16. Clause 11 of the Bill empowers the Accountant-General or AG to establish accounting standards for statutory boards. This is merely a formalisation of the current arrangement whereby MOF, through the Accountant-General's Department, would issue finance circulars to prescribe the accounting standards to be complied with by statutory boards.
17. While statutory boards may share certain characterist ics of corporations, there is a fundamental difference, which is that statutory boards do not have public shareholders and are accountable to Parliament. Hence standards that are formulated based on the profit motive, which are of paramount concern to shareholders and creditors, may not always be appropriate for statutory boards. Instead, the accounting standards for statutory boards would be driven by the three objectives of enhancing statutory boards' accountability to Parliament, strengthening transparency, and ensuring a better and more efficient stewardship of public assets.

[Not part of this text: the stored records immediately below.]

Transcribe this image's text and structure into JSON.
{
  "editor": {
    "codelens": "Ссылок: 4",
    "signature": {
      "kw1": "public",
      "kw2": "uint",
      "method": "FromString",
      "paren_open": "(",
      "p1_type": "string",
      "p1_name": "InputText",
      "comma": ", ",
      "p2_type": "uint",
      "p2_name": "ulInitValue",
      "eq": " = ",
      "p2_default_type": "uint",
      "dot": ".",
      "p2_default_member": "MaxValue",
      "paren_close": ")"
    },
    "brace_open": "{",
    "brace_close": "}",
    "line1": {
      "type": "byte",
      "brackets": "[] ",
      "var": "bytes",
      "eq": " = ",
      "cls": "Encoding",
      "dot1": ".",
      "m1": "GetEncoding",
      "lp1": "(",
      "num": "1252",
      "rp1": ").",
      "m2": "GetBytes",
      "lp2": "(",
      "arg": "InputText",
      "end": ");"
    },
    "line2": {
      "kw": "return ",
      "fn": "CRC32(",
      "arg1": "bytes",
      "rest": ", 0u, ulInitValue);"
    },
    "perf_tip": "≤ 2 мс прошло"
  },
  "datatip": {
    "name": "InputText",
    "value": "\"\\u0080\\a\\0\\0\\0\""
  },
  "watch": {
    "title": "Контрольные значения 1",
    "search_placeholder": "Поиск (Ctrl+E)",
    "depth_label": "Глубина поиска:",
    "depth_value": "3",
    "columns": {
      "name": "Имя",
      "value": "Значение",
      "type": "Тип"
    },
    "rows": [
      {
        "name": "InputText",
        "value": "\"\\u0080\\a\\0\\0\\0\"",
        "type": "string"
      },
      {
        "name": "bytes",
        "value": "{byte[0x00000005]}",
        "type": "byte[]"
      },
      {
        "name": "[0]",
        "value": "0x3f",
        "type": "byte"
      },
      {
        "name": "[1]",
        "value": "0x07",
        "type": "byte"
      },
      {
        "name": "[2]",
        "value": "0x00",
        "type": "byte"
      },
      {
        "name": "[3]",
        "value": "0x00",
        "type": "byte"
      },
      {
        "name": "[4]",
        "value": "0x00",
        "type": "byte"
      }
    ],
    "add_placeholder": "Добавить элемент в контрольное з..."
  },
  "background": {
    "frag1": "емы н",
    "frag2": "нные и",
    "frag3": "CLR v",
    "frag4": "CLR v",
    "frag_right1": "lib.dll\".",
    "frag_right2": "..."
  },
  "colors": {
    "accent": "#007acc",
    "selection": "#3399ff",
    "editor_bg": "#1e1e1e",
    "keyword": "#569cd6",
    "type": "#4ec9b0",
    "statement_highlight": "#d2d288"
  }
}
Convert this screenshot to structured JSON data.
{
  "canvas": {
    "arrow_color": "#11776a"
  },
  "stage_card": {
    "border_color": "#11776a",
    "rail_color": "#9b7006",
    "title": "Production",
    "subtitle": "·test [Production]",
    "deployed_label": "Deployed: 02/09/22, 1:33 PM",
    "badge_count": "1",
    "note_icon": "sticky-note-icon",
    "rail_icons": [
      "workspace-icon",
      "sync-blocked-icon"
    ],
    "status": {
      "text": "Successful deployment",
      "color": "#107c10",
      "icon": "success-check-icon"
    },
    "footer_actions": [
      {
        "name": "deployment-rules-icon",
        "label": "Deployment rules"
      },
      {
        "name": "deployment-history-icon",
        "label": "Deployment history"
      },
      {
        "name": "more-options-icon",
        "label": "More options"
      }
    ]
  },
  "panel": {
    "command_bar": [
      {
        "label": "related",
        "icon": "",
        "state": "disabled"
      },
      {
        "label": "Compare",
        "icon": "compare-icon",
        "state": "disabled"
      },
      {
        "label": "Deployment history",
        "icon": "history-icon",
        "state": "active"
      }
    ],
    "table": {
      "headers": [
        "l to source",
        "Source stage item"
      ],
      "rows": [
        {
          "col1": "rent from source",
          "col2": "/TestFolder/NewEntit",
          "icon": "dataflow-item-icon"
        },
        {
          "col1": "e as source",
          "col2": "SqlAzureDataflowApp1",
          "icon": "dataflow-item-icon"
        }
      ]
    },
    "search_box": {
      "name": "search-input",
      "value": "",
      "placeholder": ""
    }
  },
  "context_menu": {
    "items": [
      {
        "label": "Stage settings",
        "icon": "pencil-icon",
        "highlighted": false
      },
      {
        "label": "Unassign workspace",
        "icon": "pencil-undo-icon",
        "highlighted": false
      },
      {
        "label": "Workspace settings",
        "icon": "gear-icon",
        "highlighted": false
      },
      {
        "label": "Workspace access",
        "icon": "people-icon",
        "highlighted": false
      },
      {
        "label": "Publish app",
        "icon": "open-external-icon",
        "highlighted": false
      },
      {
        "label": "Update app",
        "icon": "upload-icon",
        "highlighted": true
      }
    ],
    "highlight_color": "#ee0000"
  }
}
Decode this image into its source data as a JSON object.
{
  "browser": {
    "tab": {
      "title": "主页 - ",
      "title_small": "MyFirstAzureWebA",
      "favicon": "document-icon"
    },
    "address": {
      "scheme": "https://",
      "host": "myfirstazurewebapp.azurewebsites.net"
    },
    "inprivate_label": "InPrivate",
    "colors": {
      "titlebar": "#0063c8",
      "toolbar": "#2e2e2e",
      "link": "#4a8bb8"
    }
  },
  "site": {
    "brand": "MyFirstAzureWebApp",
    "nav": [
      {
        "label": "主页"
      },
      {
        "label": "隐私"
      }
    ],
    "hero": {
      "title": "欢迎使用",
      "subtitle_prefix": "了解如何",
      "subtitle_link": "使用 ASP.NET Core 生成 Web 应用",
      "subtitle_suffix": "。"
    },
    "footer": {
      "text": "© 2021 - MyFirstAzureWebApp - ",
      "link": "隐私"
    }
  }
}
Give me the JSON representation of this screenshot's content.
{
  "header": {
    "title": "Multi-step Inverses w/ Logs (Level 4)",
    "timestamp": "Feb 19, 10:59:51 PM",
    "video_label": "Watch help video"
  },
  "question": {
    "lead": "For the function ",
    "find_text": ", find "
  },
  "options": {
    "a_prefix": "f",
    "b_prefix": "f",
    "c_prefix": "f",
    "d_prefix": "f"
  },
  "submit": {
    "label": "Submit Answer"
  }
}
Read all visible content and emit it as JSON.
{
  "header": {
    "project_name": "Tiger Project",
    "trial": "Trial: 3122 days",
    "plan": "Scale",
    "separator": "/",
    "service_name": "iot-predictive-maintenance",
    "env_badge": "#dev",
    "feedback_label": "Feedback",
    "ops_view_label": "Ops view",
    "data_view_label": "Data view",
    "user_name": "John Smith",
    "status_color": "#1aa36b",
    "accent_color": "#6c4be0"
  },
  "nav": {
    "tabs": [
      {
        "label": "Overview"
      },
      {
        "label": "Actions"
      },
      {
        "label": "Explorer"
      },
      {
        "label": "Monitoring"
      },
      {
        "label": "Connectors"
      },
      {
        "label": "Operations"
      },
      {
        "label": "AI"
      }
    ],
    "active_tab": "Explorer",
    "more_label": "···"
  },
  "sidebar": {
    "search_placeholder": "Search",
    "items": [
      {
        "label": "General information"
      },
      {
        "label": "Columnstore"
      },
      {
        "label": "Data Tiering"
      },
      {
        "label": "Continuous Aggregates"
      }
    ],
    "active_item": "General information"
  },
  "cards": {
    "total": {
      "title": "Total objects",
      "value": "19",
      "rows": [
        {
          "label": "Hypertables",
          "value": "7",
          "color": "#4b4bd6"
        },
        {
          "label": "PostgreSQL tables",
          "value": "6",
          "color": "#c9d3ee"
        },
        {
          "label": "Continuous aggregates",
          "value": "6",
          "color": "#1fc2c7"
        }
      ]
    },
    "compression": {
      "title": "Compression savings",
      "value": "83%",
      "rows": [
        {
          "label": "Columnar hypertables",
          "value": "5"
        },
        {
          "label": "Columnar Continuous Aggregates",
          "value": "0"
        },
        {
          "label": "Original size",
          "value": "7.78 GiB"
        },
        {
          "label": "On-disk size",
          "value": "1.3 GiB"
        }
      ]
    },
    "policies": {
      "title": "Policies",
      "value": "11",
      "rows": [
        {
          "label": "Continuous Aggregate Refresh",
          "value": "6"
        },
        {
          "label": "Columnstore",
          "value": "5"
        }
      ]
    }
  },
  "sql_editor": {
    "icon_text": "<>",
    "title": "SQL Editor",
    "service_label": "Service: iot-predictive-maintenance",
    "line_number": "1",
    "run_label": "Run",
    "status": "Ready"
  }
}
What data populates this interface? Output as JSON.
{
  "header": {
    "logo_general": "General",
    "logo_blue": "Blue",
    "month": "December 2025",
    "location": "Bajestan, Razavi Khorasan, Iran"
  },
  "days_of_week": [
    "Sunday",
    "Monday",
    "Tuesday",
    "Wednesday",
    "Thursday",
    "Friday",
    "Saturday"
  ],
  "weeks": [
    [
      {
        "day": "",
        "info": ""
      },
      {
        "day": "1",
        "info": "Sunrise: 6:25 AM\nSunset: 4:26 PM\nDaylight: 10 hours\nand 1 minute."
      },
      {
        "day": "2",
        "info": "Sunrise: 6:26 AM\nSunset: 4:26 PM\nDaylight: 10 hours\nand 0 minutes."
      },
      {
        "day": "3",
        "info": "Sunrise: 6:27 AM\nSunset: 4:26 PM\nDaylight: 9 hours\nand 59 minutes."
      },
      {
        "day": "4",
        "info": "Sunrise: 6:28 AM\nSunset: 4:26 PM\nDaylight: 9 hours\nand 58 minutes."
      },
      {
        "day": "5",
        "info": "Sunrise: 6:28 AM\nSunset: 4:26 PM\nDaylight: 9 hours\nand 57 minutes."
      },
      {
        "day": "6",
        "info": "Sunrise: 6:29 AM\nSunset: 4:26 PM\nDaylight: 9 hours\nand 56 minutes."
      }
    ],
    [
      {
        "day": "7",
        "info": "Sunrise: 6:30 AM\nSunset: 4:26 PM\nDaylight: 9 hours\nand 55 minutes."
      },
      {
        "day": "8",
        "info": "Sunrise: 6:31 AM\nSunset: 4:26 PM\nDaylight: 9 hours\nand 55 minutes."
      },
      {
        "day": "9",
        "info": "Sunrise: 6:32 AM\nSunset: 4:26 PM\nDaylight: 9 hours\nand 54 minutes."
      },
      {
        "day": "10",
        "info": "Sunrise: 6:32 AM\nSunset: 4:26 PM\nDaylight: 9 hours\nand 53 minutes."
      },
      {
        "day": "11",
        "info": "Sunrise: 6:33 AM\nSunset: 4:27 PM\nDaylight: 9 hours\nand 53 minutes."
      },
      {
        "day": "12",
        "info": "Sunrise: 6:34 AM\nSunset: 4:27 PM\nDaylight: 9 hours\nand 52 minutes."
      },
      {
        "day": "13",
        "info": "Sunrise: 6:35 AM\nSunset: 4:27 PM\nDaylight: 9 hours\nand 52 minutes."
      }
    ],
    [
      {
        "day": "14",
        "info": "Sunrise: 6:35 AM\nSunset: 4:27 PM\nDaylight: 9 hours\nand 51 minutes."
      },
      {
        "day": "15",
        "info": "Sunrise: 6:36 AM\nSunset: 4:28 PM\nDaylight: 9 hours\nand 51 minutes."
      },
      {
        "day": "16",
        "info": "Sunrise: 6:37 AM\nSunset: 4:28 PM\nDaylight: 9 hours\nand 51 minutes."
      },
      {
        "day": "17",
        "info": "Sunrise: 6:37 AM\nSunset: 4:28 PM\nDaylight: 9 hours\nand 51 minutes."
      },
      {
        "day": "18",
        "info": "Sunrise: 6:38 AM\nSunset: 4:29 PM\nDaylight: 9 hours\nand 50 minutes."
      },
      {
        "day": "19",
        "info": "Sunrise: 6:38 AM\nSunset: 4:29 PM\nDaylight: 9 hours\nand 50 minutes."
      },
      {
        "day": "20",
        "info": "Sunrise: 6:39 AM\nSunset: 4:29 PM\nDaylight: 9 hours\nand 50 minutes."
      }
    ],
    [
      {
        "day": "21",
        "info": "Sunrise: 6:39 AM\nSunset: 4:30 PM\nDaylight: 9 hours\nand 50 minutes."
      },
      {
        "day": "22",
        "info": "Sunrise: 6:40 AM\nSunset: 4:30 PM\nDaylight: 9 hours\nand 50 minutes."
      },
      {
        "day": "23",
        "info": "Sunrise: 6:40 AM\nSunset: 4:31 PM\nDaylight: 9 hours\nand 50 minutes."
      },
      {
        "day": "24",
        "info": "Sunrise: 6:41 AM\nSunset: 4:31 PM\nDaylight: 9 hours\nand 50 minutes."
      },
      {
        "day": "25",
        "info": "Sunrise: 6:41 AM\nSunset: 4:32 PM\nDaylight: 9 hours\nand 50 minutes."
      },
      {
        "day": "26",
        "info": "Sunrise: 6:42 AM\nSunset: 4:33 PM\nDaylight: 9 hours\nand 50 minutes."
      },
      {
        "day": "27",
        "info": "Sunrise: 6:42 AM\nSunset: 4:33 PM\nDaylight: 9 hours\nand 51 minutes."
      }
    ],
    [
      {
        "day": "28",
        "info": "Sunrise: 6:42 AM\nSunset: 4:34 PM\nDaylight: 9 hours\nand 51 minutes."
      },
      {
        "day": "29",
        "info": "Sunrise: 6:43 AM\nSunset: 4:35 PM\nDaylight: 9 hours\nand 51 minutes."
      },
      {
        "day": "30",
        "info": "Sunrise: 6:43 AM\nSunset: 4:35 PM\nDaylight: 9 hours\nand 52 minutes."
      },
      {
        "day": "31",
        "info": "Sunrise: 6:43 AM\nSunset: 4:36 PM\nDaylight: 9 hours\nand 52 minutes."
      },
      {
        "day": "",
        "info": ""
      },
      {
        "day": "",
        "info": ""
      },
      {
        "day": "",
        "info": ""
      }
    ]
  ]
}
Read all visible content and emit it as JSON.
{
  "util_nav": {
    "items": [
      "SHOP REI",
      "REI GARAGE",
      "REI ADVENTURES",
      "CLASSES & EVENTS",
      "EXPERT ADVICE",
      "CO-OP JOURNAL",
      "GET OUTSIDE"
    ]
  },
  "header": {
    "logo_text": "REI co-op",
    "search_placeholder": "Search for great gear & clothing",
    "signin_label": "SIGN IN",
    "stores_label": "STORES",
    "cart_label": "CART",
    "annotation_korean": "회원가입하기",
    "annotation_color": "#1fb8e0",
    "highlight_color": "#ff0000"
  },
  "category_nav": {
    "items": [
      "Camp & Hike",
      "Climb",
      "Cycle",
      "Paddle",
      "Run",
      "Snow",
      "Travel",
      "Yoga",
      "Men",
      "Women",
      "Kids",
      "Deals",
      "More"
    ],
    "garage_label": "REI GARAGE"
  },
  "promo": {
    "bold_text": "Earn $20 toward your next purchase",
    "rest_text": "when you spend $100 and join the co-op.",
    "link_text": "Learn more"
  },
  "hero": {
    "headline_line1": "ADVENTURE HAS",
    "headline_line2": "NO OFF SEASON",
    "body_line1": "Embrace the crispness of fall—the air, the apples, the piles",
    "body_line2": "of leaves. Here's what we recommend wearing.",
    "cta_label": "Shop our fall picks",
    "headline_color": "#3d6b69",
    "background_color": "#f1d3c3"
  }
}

18. Let me assure the House that this will not lead to a "cherry-picking" of accounting standards for statutory boards. Clause 11(2) of the Bill provides that AG in establishing the accounting standards shall first take reference from the standards and interpretations issued by the ASC. AG would modify or introduce new standards or guidelines only in areas where the SFRS is lacking or where the SFRS is providing insufficient guidance to statutory boards. An example of an area currently not clearly addressed by the SFRS, which might necessitate the intervention of AG, is how assets of Public-Private Partnerships (PPP) should be accounted for in the books of public sector agencies.
19. Sir, the creation of the ASC is a positive step towards ensuring that local accounting standards are of a consistent high quality. More importantly, the ASC will draw up standards that are customised to the circumstances of non-corporate entities, which would help them to provide a clearer link between their objectives, activities and results to their stakeholders.
20. Mr Speaker, Sir, I beg to move.